Data below:

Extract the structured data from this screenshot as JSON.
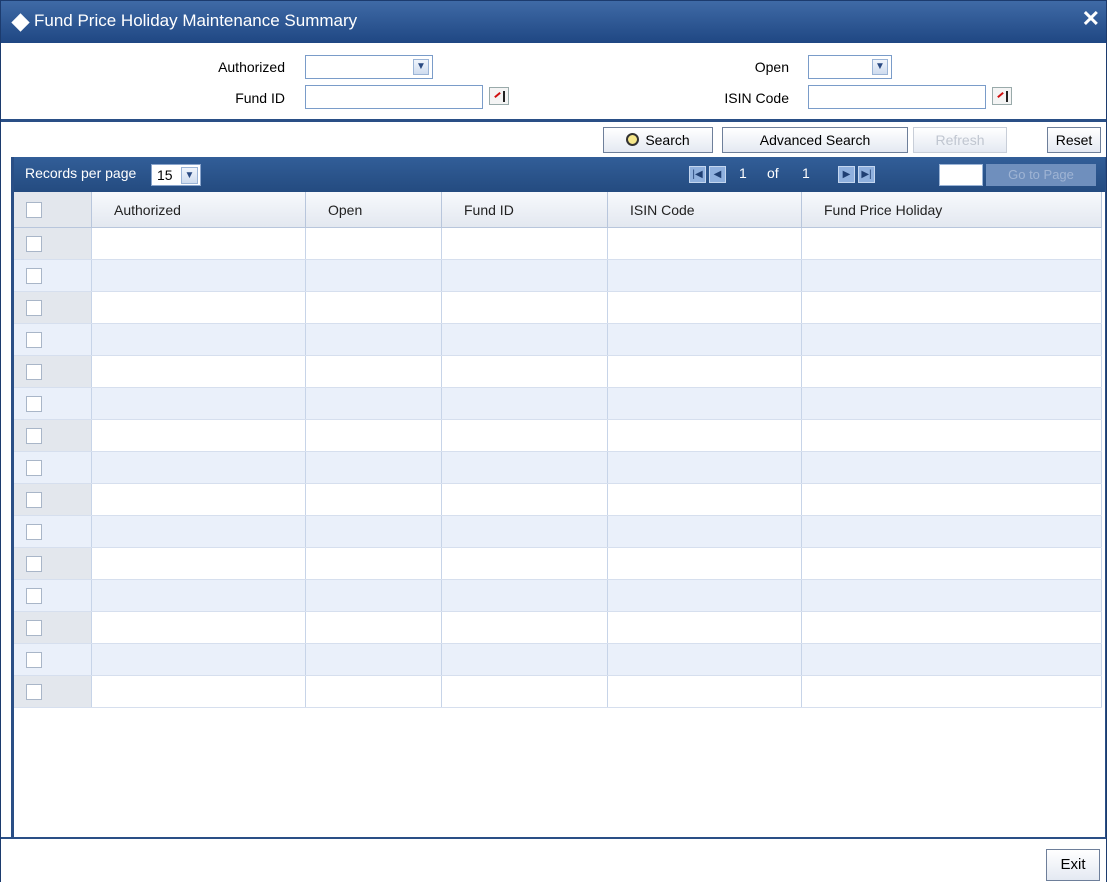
{
  "window": {
    "title": "Fund Price Holiday Maintenance Summary",
    "close_glyph": "✕"
  },
  "filters": {
    "authorized_label": "Authorized",
    "open_label": "Open",
    "fund_id_label": "Fund ID",
    "isin_code_label": "ISIN Code",
    "authorized_value": "",
    "open_value": "",
    "fund_id_value": "",
    "isin_code_value": ""
  },
  "buttons": {
    "search": "Search",
    "advanced_search": "Advanced Search",
    "refresh": "Refresh",
    "reset": "Reset",
    "exit": "Exit"
  },
  "pagination": {
    "records_per_page_label": "Records per page",
    "records_per_page": "15",
    "current_page": "1",
    "of_label": "of",
    "total_pages": "1",
    "goto_label": "Go to Page"
  },
  "table": {
    "columns": [
      "Authorized",
      "Open",
      "Fund ID",
      "ISIN Code",
      "Fund Price Holiday"
    ],
    "row_count": 15
  },
  "icons": {
    "dropdown": "chevron-down-icon",
    "lov": "list-of-values-icon",
    "search": "magnifier-icon",
    "first": "first-page-icon",
    "prev": "prev-page-icon",
    "next": "next-page-icon",
    "last": "last-page-icon"
  },
  "colors": {
    "title_bar": "#2b5591",
    "grid_toolbar": "#2c5690",
    "alt_row": "#eaf0fa"
  }
}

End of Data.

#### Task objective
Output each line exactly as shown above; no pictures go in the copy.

#### Output for this exercise
Extract the structured data from this screenshot as JSON.
{
  "window": {
    "title": "Fund Price Holiday Maintenance Summary",
    "close_glyph": "✕"
  },
  "filters": {
    "authorized_label": "Authorized",
    "open_label": "Open",
    "fund_id_label": "Fund ID",
    "isin_code_label": "ISIN Code",
    "authorized_value": "",
    "open_value": "",
    "fund_id_value": "",
    "isin_code_value": ""
  },
  "buttons": {
    "search": "Search",
    "advanced_search": "Advanced Search",
    "refresh": "Refresh",
    "reset": "Reset",
    "exit": "Exit"
  },
  "pagination": {
    "records_per_page_label": "Records per page",
    "records_per_page": "15",
    "current_page": "1",
    "of_label": "of",
    "total_pages": "1",
    "goto_label": "Go to Page"
  },
  "table": {
    "columns": [
      "Authorized",
      "Open",
      "Fund ID",
      "ISIN Code",
      "Fund Price Holiday"
    ],
    "row_count": 15
  },
  "icons": {
    "dropdown": "chevron-down-icon",
    "lov": "list-of-values-icon",
    "search": "magnifier-icon",
    "first": "first-page-icon",
    "prev": "prev-page-icon",
    "next": "next-page-icon",
    "last": "last-page-icon"
  },
  "colors": {
    "title_bar": "#2b5591",
    "grid_toolbar": "#2c5690",
    "alt_row": "#eaf0fa"
  }
}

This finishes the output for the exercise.